### Data to examine ###

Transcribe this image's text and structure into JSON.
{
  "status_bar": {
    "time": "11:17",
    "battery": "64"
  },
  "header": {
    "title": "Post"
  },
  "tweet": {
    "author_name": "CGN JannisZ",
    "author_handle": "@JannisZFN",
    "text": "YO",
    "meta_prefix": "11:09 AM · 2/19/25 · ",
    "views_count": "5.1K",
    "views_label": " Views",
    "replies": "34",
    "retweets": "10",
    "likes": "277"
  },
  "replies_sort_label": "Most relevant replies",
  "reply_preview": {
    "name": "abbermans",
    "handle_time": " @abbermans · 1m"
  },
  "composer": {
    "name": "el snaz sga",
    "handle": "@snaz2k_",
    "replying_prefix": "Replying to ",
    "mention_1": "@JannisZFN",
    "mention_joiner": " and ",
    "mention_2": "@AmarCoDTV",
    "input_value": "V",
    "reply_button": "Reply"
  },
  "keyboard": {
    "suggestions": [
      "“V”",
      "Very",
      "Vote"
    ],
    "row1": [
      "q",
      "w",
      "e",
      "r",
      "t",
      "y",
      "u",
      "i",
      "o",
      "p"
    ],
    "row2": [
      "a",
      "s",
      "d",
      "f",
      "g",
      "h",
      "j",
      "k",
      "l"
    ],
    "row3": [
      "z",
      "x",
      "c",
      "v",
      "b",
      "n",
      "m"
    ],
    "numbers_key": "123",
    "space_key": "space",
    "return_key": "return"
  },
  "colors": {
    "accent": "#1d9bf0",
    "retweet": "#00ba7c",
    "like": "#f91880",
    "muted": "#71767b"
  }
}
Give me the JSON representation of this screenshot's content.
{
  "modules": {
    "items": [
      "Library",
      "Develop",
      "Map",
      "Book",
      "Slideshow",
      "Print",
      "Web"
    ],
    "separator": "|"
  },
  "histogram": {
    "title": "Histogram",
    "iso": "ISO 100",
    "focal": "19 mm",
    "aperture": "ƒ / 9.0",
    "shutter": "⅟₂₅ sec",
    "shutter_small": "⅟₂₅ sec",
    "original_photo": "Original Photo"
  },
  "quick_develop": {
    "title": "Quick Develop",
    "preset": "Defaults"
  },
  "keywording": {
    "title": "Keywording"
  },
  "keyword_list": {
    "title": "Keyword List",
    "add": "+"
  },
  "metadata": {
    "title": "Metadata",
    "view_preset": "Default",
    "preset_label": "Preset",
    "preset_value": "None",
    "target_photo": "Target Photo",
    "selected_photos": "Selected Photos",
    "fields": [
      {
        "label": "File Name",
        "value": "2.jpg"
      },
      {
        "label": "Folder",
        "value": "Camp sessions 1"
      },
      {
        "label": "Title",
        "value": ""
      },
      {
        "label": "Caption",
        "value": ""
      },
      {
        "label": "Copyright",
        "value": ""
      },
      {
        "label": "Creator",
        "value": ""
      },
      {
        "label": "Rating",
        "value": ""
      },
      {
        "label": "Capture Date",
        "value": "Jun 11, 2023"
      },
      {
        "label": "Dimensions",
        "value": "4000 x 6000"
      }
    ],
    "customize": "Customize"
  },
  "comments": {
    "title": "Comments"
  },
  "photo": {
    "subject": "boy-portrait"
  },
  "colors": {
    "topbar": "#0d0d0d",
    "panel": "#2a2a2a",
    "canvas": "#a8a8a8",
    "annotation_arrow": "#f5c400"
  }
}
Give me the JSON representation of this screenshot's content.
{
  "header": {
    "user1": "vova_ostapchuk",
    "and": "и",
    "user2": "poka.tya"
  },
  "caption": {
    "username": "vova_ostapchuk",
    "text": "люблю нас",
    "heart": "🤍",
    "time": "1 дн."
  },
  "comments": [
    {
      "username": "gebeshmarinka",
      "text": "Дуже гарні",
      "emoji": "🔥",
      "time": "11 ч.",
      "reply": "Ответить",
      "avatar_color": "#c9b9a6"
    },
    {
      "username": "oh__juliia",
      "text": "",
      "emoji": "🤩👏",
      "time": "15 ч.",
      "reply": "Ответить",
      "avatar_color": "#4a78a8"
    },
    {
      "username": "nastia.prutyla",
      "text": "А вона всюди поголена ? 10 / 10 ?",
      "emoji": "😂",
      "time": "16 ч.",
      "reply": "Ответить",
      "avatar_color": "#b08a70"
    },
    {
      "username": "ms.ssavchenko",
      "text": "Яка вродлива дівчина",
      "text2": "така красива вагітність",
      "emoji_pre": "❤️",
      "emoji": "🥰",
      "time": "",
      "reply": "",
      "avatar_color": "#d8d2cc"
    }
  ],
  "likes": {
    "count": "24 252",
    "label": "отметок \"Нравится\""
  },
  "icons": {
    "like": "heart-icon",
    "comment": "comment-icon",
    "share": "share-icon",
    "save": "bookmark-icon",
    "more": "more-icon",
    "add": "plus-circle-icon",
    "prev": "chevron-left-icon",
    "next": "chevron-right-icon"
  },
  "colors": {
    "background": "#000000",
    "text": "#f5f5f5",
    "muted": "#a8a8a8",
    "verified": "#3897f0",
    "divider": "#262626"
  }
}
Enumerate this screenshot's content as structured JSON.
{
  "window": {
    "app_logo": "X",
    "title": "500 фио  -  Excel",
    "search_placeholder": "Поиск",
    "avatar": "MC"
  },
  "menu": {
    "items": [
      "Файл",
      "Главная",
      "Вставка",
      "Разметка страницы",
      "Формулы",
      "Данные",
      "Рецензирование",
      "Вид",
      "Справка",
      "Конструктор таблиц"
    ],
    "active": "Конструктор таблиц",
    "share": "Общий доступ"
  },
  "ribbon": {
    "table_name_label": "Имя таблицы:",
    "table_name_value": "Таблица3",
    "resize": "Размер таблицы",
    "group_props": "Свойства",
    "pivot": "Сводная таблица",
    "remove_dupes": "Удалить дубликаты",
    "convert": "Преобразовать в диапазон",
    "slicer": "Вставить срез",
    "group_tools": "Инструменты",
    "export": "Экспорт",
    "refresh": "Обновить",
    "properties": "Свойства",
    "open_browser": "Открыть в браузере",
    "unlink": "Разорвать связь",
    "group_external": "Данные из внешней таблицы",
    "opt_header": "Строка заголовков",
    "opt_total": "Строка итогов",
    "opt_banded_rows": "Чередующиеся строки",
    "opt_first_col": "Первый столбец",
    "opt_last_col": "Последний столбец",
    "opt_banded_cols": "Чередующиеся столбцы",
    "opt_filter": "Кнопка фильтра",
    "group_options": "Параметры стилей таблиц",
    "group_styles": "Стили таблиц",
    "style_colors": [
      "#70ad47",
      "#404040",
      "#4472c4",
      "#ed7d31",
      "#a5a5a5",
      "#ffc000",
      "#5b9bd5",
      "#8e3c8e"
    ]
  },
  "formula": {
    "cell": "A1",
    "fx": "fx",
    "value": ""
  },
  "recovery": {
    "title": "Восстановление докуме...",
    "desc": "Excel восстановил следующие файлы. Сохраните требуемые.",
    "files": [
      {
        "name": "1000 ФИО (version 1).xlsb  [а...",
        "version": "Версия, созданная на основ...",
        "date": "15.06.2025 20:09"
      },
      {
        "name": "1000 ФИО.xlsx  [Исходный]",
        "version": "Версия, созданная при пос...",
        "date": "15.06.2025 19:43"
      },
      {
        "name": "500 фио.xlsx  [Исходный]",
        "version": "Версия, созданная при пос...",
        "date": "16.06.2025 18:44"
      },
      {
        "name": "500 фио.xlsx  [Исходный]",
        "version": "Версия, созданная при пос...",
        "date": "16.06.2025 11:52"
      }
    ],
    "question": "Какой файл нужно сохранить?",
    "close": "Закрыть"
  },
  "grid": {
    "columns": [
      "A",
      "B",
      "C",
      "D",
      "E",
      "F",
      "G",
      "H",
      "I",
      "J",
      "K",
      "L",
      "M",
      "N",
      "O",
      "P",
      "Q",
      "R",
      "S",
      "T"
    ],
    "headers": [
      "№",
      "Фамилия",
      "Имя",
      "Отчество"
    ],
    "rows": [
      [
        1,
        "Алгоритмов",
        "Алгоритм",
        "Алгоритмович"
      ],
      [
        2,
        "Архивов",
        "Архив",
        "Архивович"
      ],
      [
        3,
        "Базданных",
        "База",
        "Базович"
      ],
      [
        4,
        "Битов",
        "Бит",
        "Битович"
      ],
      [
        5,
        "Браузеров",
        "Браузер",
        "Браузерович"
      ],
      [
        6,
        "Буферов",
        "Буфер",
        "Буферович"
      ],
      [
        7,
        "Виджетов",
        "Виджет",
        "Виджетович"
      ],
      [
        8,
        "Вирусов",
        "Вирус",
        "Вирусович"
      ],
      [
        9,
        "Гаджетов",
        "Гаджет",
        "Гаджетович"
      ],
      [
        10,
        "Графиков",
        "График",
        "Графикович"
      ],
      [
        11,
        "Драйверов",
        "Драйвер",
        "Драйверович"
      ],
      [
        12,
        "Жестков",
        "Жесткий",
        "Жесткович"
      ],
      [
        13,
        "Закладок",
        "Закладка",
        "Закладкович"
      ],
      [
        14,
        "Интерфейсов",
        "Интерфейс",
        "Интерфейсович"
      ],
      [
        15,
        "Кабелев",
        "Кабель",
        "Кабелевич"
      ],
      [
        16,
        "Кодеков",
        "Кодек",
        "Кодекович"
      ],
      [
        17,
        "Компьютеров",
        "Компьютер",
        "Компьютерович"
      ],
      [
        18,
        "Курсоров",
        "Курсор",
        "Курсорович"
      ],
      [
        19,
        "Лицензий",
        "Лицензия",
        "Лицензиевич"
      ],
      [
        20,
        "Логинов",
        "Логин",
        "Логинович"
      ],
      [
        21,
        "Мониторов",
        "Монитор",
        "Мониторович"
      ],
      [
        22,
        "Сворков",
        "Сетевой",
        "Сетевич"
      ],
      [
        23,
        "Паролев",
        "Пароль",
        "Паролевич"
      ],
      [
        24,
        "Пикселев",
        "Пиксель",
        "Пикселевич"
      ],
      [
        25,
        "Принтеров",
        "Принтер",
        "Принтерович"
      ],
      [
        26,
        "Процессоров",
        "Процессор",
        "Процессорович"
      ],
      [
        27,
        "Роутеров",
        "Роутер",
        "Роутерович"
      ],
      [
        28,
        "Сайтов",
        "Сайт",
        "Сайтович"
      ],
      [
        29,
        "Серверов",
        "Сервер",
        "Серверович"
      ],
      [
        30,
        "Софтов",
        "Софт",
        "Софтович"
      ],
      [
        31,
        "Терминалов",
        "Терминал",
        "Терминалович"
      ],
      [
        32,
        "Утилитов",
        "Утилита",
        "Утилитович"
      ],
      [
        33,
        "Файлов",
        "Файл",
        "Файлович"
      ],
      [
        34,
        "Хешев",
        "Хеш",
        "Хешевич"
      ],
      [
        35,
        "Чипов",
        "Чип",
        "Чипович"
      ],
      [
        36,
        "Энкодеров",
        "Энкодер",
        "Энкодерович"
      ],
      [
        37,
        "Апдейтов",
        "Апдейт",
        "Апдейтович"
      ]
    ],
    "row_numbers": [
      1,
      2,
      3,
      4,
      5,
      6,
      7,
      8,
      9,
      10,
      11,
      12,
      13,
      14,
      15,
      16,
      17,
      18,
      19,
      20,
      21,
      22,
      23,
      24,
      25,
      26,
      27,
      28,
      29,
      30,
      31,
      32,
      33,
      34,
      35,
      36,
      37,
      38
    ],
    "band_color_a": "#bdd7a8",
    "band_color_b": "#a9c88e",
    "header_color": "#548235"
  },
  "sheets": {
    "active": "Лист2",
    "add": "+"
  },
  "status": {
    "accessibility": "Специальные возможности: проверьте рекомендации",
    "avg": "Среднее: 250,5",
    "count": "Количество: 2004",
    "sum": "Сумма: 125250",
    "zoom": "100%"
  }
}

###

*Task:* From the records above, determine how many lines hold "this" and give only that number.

*Answer to the exercise:* 4